Record excerpts:
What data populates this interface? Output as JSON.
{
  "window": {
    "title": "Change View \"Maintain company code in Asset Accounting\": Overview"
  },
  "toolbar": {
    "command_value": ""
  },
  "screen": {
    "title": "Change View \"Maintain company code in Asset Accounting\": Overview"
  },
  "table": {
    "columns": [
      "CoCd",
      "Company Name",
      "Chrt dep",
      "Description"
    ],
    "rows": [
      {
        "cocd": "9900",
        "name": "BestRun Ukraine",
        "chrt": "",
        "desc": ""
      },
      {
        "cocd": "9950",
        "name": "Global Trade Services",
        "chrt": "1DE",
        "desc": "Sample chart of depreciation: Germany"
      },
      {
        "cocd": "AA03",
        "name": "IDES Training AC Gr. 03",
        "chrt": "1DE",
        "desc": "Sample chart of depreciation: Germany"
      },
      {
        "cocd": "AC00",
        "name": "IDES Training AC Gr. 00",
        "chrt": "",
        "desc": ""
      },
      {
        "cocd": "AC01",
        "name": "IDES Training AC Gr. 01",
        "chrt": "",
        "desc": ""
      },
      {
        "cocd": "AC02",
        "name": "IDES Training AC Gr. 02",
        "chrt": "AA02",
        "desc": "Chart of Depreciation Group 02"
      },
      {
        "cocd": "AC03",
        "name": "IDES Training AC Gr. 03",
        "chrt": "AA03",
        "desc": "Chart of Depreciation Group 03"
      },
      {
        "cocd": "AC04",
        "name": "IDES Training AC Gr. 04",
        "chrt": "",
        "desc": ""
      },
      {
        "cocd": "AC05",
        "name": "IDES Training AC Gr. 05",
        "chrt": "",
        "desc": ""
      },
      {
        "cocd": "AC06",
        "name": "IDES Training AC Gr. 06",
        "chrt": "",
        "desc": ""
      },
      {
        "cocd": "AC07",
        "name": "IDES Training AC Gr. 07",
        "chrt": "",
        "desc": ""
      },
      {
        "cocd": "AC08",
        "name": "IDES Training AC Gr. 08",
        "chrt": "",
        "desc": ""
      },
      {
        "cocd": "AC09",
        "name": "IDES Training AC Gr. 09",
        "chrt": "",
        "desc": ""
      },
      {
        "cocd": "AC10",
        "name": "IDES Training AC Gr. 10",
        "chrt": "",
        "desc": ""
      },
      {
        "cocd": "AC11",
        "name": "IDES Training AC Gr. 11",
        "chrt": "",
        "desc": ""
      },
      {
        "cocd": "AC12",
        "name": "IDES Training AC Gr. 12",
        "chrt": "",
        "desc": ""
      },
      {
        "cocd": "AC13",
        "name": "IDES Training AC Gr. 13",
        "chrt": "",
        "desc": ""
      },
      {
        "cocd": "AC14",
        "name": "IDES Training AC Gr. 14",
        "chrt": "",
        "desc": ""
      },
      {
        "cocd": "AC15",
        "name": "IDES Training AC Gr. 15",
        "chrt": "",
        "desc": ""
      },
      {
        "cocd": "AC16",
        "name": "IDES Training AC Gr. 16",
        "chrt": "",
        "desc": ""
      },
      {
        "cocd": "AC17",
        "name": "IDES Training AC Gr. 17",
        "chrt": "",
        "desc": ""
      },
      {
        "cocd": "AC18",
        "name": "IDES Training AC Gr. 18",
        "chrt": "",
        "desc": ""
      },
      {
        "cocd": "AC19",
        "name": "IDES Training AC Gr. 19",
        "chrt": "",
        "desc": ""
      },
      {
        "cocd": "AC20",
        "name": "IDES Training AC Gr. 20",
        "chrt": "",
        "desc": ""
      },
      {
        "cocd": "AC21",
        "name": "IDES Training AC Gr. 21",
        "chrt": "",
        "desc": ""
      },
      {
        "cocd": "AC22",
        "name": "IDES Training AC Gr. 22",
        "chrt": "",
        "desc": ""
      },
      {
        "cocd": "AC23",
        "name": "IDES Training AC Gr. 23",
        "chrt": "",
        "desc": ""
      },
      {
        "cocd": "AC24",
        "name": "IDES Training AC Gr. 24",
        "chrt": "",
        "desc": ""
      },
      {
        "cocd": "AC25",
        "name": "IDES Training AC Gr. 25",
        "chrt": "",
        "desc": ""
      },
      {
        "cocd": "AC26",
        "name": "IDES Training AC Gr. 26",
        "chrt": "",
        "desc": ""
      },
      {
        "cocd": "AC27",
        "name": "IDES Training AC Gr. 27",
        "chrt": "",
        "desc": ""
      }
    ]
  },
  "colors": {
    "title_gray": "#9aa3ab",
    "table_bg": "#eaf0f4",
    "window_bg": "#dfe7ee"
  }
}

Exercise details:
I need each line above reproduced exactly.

Answer for this exercise:
What data populates this interface? Output as JSON.
{
  "window": {
    "title": "Change View \"Maintain company code in Asset Accounting\": Overview"
  },
  "toolbar": {
    "command_value": ""
  },
  "screen": {
    "title": "Change View \"Maintain company code in Asset Accounting\": Overview"
  },
  "table": {
    "columns": [
      "CoCd",
      "Company Name",
      "Chrt dep",
      "Description"
    ],
    "rows": [
      {
        "cocd": "9900",
        "name": "BestRun Ukraine",
        "chrt": "",
        "desc": ""
      },
      {
        "cocd": "9950",
        "name": "Global Trade Services",
        "chrt": "1DE",
        "desc": "Sample chart of depreciation: Germany"
      },
      {
        "cocd": "AA03",
        "name": "IDES Training AC Gr. 03",
        "chrt": "1DE",
        "desc": "Sample chart of depreciation: Germany"
      },
      {
        "cocd": "AC00",
        "name": "IDES Training AC Gr. 00",
        "chrt": "",
        "desc": ""
      },
      {
        "cocd": "AC01",
        "name": "IDES Training AC Gr. 01",
        "chrt": "",
        "desc": ""
      },
      {
        "cocd": "AC02",
        "name": "IDES Training AC Gr. 02",
        "chrt": "AA02",
        "desc": "Chart of Depreciation Group 02"
      },
      {
        "cocd": "AC03",
        "name": "IDES Training AC Gr. 03",
        "chrt": "AA03",
        "desc": "Chart of Depreciation Group 03"
      },
      {
        "cocd": "AC04",
        "name": "IDES Training AC Gr. 04",
        "chrt": "",
        "desc": ""
      },
      {
        "cocd": "AC05",
        "name": "IDES Training AC Gr. 05",
        "chrt": "",
        "desc": ""
      },
      {
        "cocd": "AC06",
        "name": "IDES Training AC Gr. 06",
        "chrt": "",
        "desc": ""
      },
      {
        "cocd": "AC07",
        "name": "IDES Training AC Gr. 07",
        "chrt": "",
        "desc": ""
      },
      {
        "cocd": "AC08",
        "name": "IDES Training AC Gr. 08",
        "chrt": "",
        "desc": ""
      },
      {
        "cocd": "AC09",
        "name": "IDES Training AC Gr. 09",
        "chrt": "",
        "desc": ""
      },
      {
        "cocd": "AC10",
        "name": "IDES Training AC Gr. 10",
        "chrt": "",
        "desc": ""
      },
      {
        "cocd": "AC11",
        "name": "IDES Training AC Gr. 11",
        "chrt": "",
        "desc": ""
      },
      {
        "cocd": "AC12",
        "name": "IDES Training AC Gr. 12",
        "chrt": "",
        "desc": ""
      },
      {
        "cocd": "AC13",
        "name": "IDES Training AC Gr. 13",
        "chrt": "",
        "desc": ""
      },
      {
        "cocd": "AC14",
        "name": "IDES Training AC Gr. 14",
        "chrt": "",
        "desc": ""
      },
      {
        "cocd": "AC15",
        "name": "IDES Training AC Gr. 15",
        "chrt": "",
        "desc": ""
      },
      {
        "cocd": "AC16",
        "name": "IDES Training AC Gr. 16",
        "chrt": "",
        "desc": ""
      },
      {
        "cocd": "AC17",
        "name": "IDES Training AC Gr. 17",
        "chrt": "",
        "desc": ""
      },
      {
        "cocd": "AC18",
        "name": "IDES Training AC Gr. 18",
        "chrt": "",
        "desc": ""
      },
      {
        "cocd": "AC19",
        "name": "IDES Training AC Gr. 19",
        "chrt": "",
        "desc": ""
      },
      {
        "cocd": "AC20",
        "name": "IDES Training AC Gr. 20",
        "chrt": "",
        "desc": ""
      },
      {
        "cocd": "AC21",
        "name": "IDES Training AC Gr. 21",
        "chrt": "",
        "desc": ""
      },
      {
        "cocd": "AC22",
        "name": "IDES Training AC Gr. 22",
        "chrt": "",
        "desc": ""
      },
      {
        "cocd": "AC23",
        "name": "IDES Training AC Gr. 23",
        "chrt": "",
        "desc": ""
      },
      {
        "cocd": "AC24",
        "name": "IDES Training AC Gr. 24",
        "chrt": "",
        "desc": ""
      },
      {
        "cocd": "AC25",
        "name": "IDES Training AC Gr. 25",
        "chrt": "",
        "desc": ""
      },
      {
        "cocd": "AC26",
        "name": "IDES Training AC Gr. 26",
        "chrt": "",
        "desc": ""
      },
      {
        "cocd": "AC27",
        "name": "IDES Training AC Gr. 27",
        "chrt": "",
        "desc": ""
      }
    ]
  },
  "colors": {
    "title_gray": "#9aa3ab",
    "table_bg": "#eaf0f4",
    "window_bg": "#dfe7ee"
  }
}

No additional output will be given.